Over the weekend I got together with a group from the embassy for dinner and margaritas at El Taco Bueno (not to be confused with Taco Bueno in The States), then we took in the new Disney offering, a live-action remake of Beauty and The Beast. Typically children’s movies are only dubbed in Greek, but in some cases they’ll offer it in both Greek and English. I thought it wise to order the tickets ahead of time — it was opening weekend for our movie– but we were foiled at every turn. Even if you can decipher the website, apparently if your credit card doesn’t have a Greek billing address, they won’t accept the payment. Because we’re all Americans working for the embassy, we are required to use the American DPO address for our bills. We even tried calling the theater to reserve the tickets, but they had the same issue about the credit card. And they wouldn’t just hold the seats for us to pay for when we arrived. Out of bright ideas, we ended up going to the ticket counter 45 minutes before the show. Thankfully the theater was huge, and our assigned seats were far enough back to be comfortable. Perhaps because we were seeing the English version at 9PM. Now I’m wondering, do they dub the songs in Greek, too?
I love these little group outings, not only for the food and entertainment, but for the swapping of useful and/or amusing information.

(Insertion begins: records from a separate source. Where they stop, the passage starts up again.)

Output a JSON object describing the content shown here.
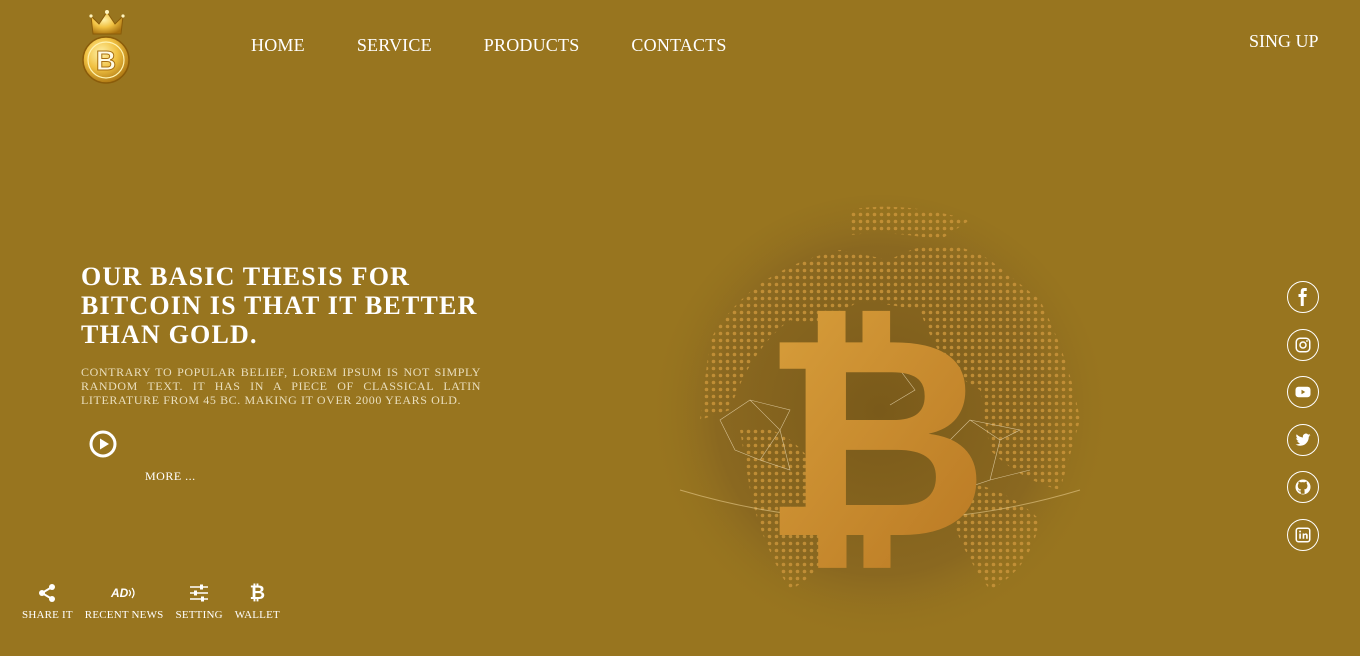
{
  "brand": {
    "logo_letter": "B"
  },
  "nav": {
    "items": [
      {
        "label": "HOME"
      },
      {
        "label": "SERVICE"
      },
      {
        "label": "PRODUCTS"
      },
      {
        "label": "CONTACTS"
      }
    ],
    "signup_label": "SING UP"
  },
  "hero": {
    "title": "OUR BASIC THESIS FOR BITCOIN IS THAT IT BETTER THAN GOLD.",
    "body": "CONTRARY TO POPULAR BELIEF, LOREM IPSUM IS NOT SIMPLY RANDOM TEXT. IT HAS IN A PIECE OF CLASSICAL LATIN LITERATURE FROM 45 BC. MAKING IT OVER 2000 YEARS OLD.",
    "more_label": "MORE ..."
  },
  "social": [
    "facebook-icon",
    "instagram-icon",
    "youtube-icon",
    "twitter-icon",
    "github-icon",
    "linkedin-icon"
  ],
  "toolbar": {
    "share_label": "SHARE IT",
    "news_label": "RECENT NEWS",
    "news_icon_text": "AD",
    "setting_label": "SETTING",
    "wallet_label": "WALLET",
    "wallet_icon_text": "₿"
  },
  "colors": {
    "background": "#98751f",
    "gold": "#d99a2b",
    "text": "#ffffff"
  }
}
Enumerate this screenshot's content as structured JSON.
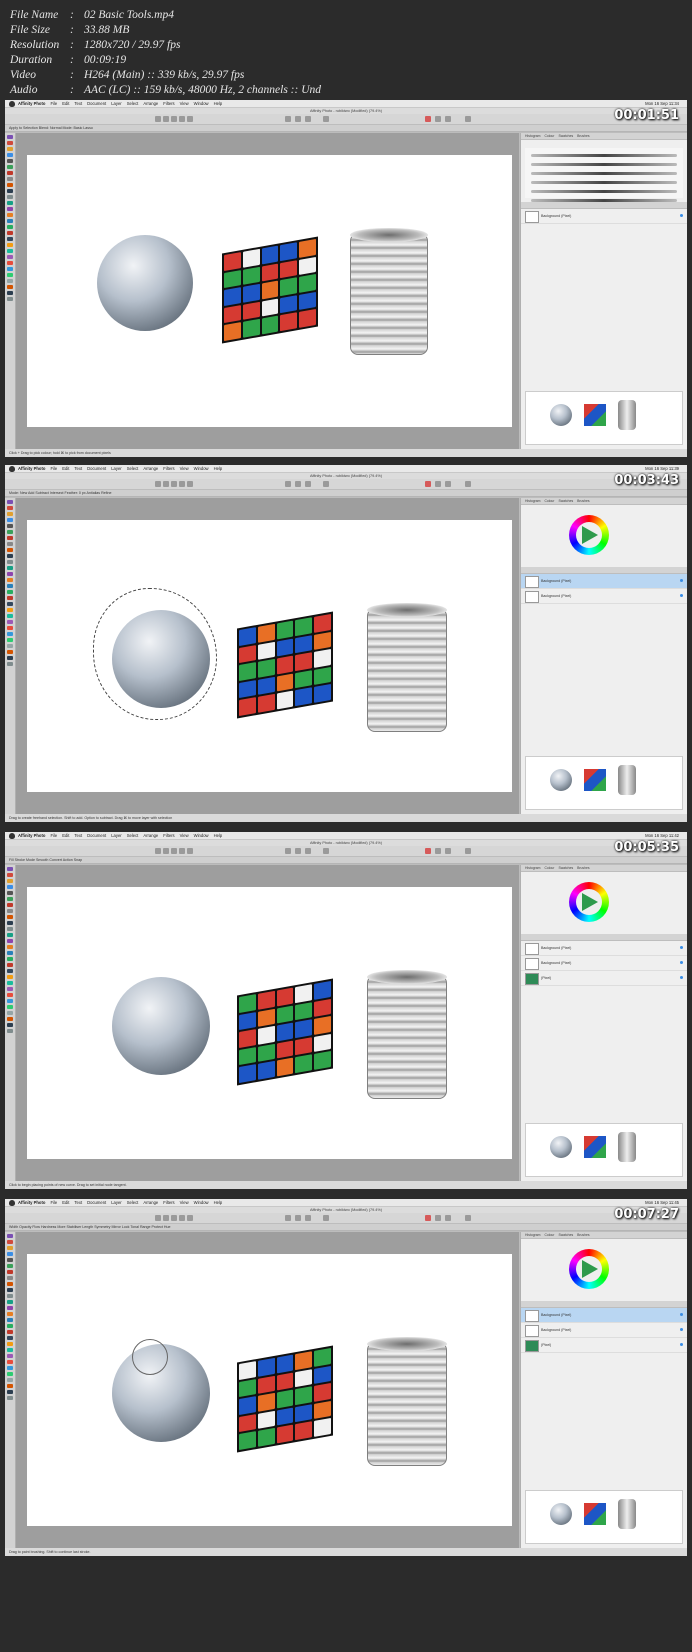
{
  "file_info": [
    {
      "key": "File Name",
      "value": "02 Basic Tools.mp4"
    },
    {
      "key": "File Size",
      "value": "33.88 MB"
    },
    {
      "key": "Resolution",
      "value": "1280x720 / 29.97 fps"
    },
    {
      "key": "Duration",
      "value": "00:09:19"
    },
    {
      "key": "Video",
      "value": "H264 (Main) :: 339 kb/s, 29.97 fps"
    },
    {
      "key": "Audio",
      "value": "AAC (LC) :: 159 kb/s, 48000 Hz, 2 channels :: Und"
    }
  ],
  "app": {
    "menus": [
      "Affinity Photo",
      "File",
      "Edit",
      "Text",
      "Document",
      "Layer",
      "Select",
      "Arrange",
      "Filters",
      "View",
      "Window",
      "Help"
    ],
    "window_title": "Affinity Photo - rubiktwo (Modified) (79.4%)"
  },
  "frames": [
    {
      "timestamp": "00:01:51",
      "clock": "Mon 16 Sep 11:34",
      "panel": "brushes",
      "panel_tabs": [
        "Histogram",
        "Colour",
        "Swatches",
        "Brushes"
      ],
      "context_text": "Apply to Selection   Blend: Normal   Mode: Basic Lasso",
      "status_text": "Click + Drag to pick colour; hold ⌘ to pick from document pixels",
      "layers": [
        {
          "name": "Background (Pixel)",
          "selected": false
        }
      ]
    },
    {
      "timestamp": "00:03:43",
      "clock": "Mon 16 Sep 11:39",
      "panel": "colour",
      "panel_tabs": [
        "Histogram",
        "Colour",
        "Swatches",
        "Brushes"
      ],
      "context_text": "Mode: New  Add  Subtract  Intersect   Feather: 0 px   Antialias   Refine",
      "status_text": "Drag to create freehand selection. Shift to add. Option to subtract. Drag ⌘ to move layer with selection",
      "layers": [
        {
          "name": "Background (Pixel)",
          "selected": true
        },
        {
          "name": "Background (Pixel)",
          "selected": false
        }
      ]
    },
    {
      "timestamp": "00:05:35",
      "clock": "Mon 16 Sep 11:42",
      "panel": "colour",
      "panel_tabs": [
        "Histogram",
        "Colour",
        "Swatches",
        "Brushes"
      ],
      "context_text": "Fill   Stroke   Mode   Smooth   Convert   Action   Snap",
      "status_text": "Click to begin placing points of new curve. Drag to set initial node tangent.",
      "layers": [
        {
          "name": "Background (Pixel)",
          "selected": false
        },
        {
          "name": "Background (Pixel)",
          "selected": false
        },
        {
          "name": "(Pixel)",
          "selected": false
        }
      ]
    },
    {
      "timestamp": "00:07:27",
      "clock": "Mon 16 Sep 11:45",
      "panel": "colour",
      "panel_tabs": [
        "Histogram",
        "Colour",
        "Swatches",
        "Brushes"
      ],
      "context_text": "Width  Opacity  Flow  Hardness  More   Stabiliser   Length  Symmetry   Mirror   Lock   Tonal Range  Protect Hue",
      "status_text": "Drag to paint brushing. Shift to continue last stroke.",
      "layers": [
        {
          "name": "Background (Pixel)",
          "selected": true
        },
        {
          "name": "Background (Pixel)",
          "selected": false
        },
        {
          "name": "(Pixel)",
          "selected": false
        }
      ]
    }
  ],
  "colors": {
    "accent": "#3a8ee6",
    "selection": "#b9d6f2",
    "canvas_bg": "#9e9e9e"
  }
}
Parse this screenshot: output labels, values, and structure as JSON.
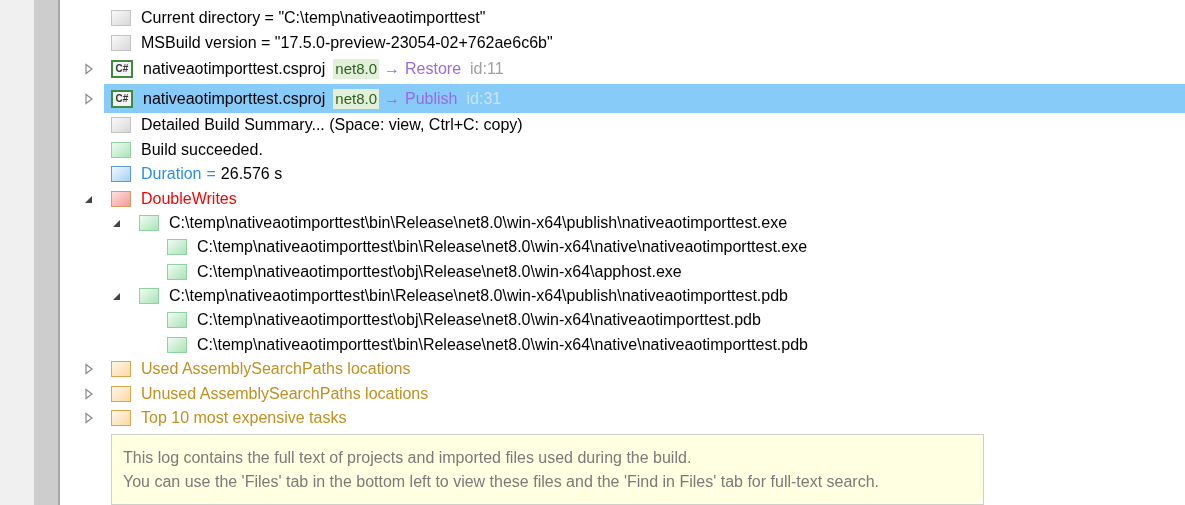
{
  "tree": [
    {
      "kind": "message",
      "text": "Current directory = \"C:\\temp\\nativeaotimporttest\""
    },
    {
      "kind": "message",
      "text": "MSBuild version = \"17.5.0-preview-23054-02+762ae6c6b\""
    },
    {
      "kind": "project",
      "icon_text": "C#",
      "name": "nativeaotimporttest.csproj",
      "framework": "net8.0",
      "arrow": "→",
      "target": "Restore",
      "id": "id:11",
      "expanded": false,
      "selected": false
    },
    {
      "kind": "project",
      "icon_text": "C#",
      "name": "nativeaotimporttest.csproj",
      "framework": "net8.0",
      "arrow": "→",
      "target": "Publish",
      "id": "id:31",
      "expanded": false,
      "selected": true
    },
    {
      "kind": "message",
      "text": "Detailed Build Summary... (Space: view, Ctrl+C: copy)"
    },
    {
      "kind": "success",
      "text": "Build succeeded."
    },
    {
      "kind": "property",
      "name": "Duration",
      "separator": "=",
      "value": "26.576 s"
    },
    {
      "kind": "error",
      "text": "DoubleWrites",
      "expanded": true,
      "children": [
        {
          "kind": "file",
          "text": "C:\\temp\\nativeaotimporttest\\bin\\Release\\net8.0\\win-x64\\publish\\nativeaotimporttest.exe",
          "expanded": true,
          "children": [
            {
              "kind": "file",
              "text": "C:\\temp\\nativeaotimporttest\\bin\\Release\\net8.0\\win-x64\\native\\nativeaotimporttest.exe"
            },
            {
              "kind": "file",
              "text": "C:\\temp\\nativeaotimporttest\\obj\\Release\\net8.0\\win-x64\\apphost.exe"
            }
          ]
        },
        {
          "kind": "file",
          "text": "C:\\temp\\nativeaotimporttest\\bin\\Release\\net8.0\\win-x64\\publish\\nativeaotimporttest.pdb",
          "expanded": true,
          "children": [
            {
              "kind": "file",
              "text": "C:\\temp\\nativeaotimporttest\\obj\\Release\\net8.0\\win-x64\\nativeaotimporttest.pdb"
            },
            {
              "kind": "file",
              "text": "C:\\temp\\nativeaotimporttest\\bin\\Release\\net8.0\\win-x64\\native\\nativeaotimporttest.pdb"
            }
          ]
        }
      ]
    },
    {
      "kind": "folder",
      "text": "Used AssemblySearchPaths locations",
      "expanded": false
    },
    {
      "kind": "folder",
      "text": "Unused AssemblySearchPaths locations",
      "expanded": false
    },
    {
      "kind": "folder",
      "text": "Top 10 most expensive tasks",
      "expanded": false
    }
  ],
  "note": [
    "This log contains the full text of projects and imported files used during the build.",
    "You can use the 'Files' tab in the bottom left to view these files and the 'Find in Files' tab for full-text search."
  ]
}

For instance, did you know that there’s a law in Greece that your license plate number dictates when you can drive into the Athens city center? Apparently, even numbers are allowed on even days, and odd numbers on odd days. Someone in our group actually witnessed the police pulling people over and ticketing them for it. I had no idea! I mentioned it to James when I got home, and he assured me we’d be exempt — though we don’t have diplomatic plates, we have an official letter from the embassy we carry in the glove box that we are supposed to hand to the police if we ever get pulled over. Let’s hope that does the trick!
I also learned that at most overseas posts, embassy employees use diplomatic plates, but since 9-11, in some countries, including Greece, they decided it best not to draw undue attention to our Americanness. While I’m behind the wheel, anyway — my secret is out the moment I open my mouth. Or at least for people with a good ear for English. I still get asked if I’m British sometimes.
And that anything-goes parking attitude I’ve observed in Athens? It seems that if you pick the wrong spot at the wrong time of day, the cops will not only give you a ticket…they will physically remove your plates! The fine isn’t much…20 Euros, I believe. But it’s a real hassle to get those plates back. I don’t even want to think about what would happen if my car got towed. From now on, no more parking downtown!
I heard about an amusing story that was reported on the local TV news here in Athens. Apparently there’s a resort that just opened on the island of Rhodes, and they’re looking to hire a staff. Their one stipulation? Prospective employees must PROMISE not to sleep with the guests! This was on the news, people! Ah, Greece!
And finally, though I have yet to witness it myself, topless sunbathing is quite common here, especially on the islands. When I mentioned that I wanted to get myself in shape to have a decent “swimsuit body”, the girls laughed and said every body type is considered “bikini appropriate” or “bikini-top optional” in Greece. I haven’t worn a bikini in at least a decade. I’m not sure I’ve crossed over the Greek threshold enough to start. But we are here for three more summers…